For example, we might look and say the proposition "the orange is round" is a true statement because we agree with the underlying judged relation between the objects of the terms, making us believe the statement to be faithful to reality, while the object of the term "orange" is no relation to be judged true or false, and the name taken separately as a term merely represents something brought to our attention, correctly or otherwise, for the sake of the judgement with no further evaluation possible.
Or we might see "2 + 2 = 4" and call this statement derived from an arithmetical judgement true, but we would probably agree that the objects of the number terms 2 and 4 are by themselves neither true nor false.
As a further example, consider the language of the math problem, "express composite number n in terms of prime factors". Once a composite number is separated into prime numbers as the objects of the assigned terms of the problem, we can see they are, in a sense, called terms because their objects are the final components that arise at the point where judgements, like in the case of the "judgement of separation" kind of judgements described in this example, must terminate, the place where no further "judgements of reduction" of a certain quality (in this case, non-unity integers dividing integers into non-unity integer quotients) can occur.
Judgement in religion
- Christianity – Jesus warned about judging others in the Sermon on the Mount: Do not judge, or you too will be judged.
- The Last Judgement is a significant concept in Christianity, Islam, Judaism and other world faiths.
- Presumption of guilt
- Category:Judgment in Christianity
- General judgment, a Christian theological concept
- Judgment at Nuremberg, a 1961 American courtroom drama
- Judgement or Judgment? - Choices in terminological spelling and usage.
- "Cambridge Dictionary". Dictionary.cambridge.org. 2013-08-07. Retrieved 2013-08-17.
- "AskOxford.com". AskOxford.com. 2013-08-13. Archived from the original on November 20, 2005. Retrieved 2013-08-17.
- Aristotle Metaphysics 9.10
- Aristotle Metaphysics 6.4
- "Matthew 7:1-5 (NIV)". Bible Study Tools. Retrieved March 2, 2022.
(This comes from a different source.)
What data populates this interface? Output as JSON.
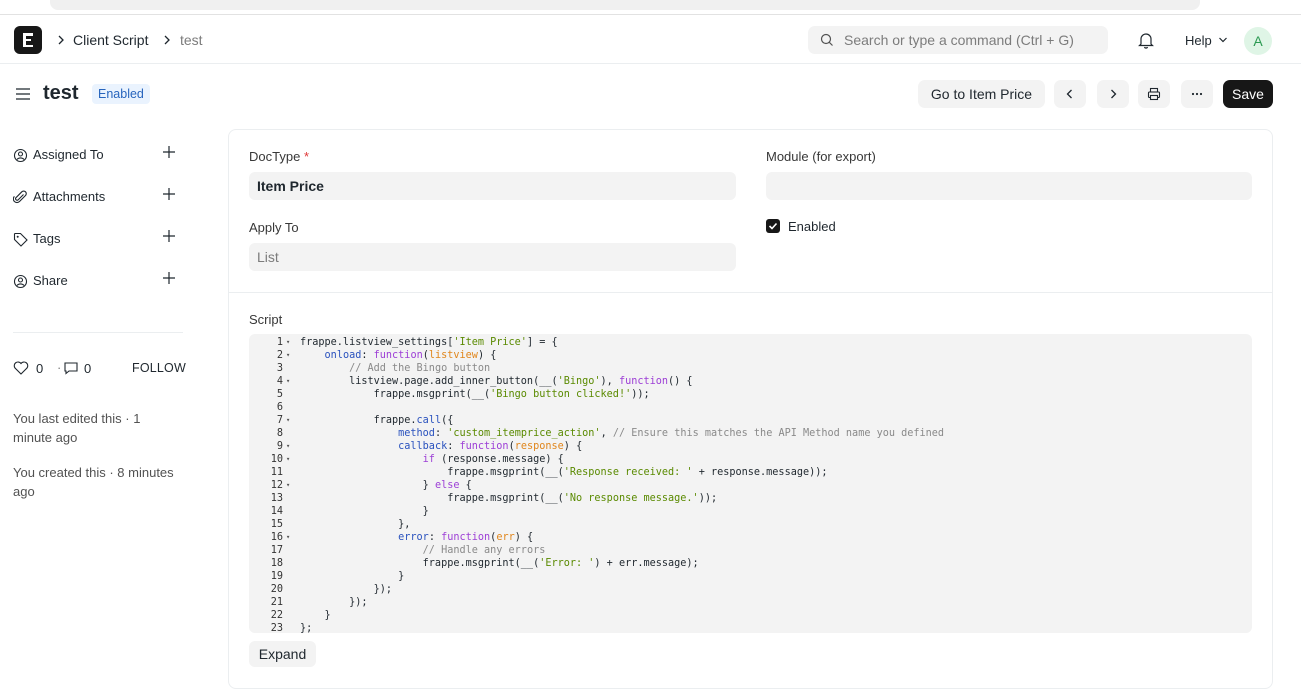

- Zheng Wanga, et al. (2014). "Context effects produced by question orders reveal quantum nature of human judgments". Proceedings of the National Academy of Sciences of the United States of America, v. 111, no. 26, pp. 9431–9436.